◆ Data records ◆
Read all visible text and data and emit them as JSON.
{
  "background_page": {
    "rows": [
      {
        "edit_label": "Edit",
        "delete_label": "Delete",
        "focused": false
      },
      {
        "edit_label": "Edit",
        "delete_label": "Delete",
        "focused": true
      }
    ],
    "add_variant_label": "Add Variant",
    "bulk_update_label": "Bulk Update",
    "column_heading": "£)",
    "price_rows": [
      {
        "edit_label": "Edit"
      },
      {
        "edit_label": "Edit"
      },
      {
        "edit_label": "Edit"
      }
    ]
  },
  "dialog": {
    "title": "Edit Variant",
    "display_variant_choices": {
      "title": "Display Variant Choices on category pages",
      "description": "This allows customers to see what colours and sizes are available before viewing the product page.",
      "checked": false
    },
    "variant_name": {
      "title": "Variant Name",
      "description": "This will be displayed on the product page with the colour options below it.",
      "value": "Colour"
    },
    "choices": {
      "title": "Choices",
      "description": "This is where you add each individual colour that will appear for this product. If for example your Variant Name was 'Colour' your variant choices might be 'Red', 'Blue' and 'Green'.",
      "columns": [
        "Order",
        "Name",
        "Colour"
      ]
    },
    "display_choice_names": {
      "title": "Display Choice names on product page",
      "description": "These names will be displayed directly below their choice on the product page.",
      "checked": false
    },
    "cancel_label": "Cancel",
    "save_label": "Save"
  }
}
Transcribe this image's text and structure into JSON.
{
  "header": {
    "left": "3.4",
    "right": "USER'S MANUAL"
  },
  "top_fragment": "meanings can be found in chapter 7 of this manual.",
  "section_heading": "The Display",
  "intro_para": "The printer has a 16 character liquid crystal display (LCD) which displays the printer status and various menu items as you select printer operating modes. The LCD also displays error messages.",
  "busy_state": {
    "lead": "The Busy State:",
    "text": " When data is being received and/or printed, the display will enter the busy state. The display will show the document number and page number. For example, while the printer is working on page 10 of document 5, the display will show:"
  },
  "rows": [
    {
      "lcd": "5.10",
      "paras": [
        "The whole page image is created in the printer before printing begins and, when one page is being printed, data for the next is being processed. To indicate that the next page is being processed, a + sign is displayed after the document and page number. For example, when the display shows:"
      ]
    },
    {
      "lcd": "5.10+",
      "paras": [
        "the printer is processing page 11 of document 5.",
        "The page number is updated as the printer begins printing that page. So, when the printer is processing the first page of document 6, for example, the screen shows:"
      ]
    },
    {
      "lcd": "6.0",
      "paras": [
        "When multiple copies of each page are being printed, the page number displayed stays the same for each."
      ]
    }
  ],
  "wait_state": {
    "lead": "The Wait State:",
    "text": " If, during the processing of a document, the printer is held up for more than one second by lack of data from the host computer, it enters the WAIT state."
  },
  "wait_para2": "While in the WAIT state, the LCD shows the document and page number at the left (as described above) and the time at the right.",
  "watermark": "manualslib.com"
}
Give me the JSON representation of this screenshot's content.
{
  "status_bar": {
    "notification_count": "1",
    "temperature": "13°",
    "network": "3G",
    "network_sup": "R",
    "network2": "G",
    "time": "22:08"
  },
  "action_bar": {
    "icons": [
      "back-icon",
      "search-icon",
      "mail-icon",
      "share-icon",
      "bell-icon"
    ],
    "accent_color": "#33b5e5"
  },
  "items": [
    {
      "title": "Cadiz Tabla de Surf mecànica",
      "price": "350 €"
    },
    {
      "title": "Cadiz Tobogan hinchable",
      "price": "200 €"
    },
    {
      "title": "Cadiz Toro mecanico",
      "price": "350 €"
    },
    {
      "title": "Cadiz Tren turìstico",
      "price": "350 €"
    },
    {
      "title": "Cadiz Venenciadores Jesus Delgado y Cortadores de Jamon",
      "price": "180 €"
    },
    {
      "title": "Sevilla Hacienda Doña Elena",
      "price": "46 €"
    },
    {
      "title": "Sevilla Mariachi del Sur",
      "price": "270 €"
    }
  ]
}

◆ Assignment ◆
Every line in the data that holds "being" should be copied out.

◆ Solution to this problem ◆
    "text": " When data is being received and/or printed, the display will enter the busy state. The display will show the document number and page number. For example, while the printer is working on page 10 of document 5, the display will show:"
        "The whole page image is created in the printer before printing begins and, when one page is being printed, data for the next is being processed. To indicate that the next page is being processed, a + sign is displayed after the document and page number. For example, when the display shows:"
        "When multiple copies of each page are being printed, the page number displayed stays the same for each."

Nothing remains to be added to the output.